Work item: The records appear below. Report how many of their lines contain the word "wifi", giving the number alone.

[Collection entries]
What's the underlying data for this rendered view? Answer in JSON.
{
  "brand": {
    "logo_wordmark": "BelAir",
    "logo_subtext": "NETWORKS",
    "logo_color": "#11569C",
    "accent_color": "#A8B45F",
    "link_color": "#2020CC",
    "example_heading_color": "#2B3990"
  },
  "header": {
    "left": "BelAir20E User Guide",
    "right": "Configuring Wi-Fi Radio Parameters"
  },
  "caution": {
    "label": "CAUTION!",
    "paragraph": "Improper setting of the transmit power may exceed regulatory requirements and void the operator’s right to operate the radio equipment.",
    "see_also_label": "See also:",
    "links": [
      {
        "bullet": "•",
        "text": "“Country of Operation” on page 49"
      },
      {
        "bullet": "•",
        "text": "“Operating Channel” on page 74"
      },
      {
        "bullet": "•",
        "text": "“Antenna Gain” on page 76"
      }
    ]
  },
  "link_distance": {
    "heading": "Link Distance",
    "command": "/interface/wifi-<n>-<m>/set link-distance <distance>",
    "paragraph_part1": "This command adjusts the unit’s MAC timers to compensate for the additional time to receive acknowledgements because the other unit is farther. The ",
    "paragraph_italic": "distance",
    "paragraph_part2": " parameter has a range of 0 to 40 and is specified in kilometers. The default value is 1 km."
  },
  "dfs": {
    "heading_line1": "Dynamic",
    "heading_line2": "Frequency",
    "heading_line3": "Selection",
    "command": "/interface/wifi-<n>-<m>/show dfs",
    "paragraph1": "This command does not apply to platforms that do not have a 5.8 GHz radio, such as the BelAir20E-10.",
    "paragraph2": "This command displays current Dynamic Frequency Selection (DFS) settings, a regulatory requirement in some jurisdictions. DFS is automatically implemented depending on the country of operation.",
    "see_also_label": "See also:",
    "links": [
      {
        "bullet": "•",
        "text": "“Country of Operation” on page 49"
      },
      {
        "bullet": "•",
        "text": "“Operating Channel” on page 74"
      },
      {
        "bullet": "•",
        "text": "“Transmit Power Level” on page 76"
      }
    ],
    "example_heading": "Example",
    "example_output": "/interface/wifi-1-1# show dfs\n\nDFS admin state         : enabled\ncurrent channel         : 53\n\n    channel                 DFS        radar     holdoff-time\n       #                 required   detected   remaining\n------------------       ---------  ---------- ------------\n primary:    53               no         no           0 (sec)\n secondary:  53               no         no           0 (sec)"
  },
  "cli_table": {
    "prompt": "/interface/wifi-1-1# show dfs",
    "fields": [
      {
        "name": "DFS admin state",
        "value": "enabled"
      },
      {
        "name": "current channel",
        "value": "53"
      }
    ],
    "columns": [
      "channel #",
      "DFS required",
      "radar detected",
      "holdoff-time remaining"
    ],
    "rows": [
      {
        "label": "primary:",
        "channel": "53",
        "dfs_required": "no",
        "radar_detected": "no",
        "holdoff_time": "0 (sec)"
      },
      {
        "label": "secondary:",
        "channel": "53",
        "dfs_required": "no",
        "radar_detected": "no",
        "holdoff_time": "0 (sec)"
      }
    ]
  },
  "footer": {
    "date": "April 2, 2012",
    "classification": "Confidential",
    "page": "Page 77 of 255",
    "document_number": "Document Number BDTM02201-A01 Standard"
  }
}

Task response: 4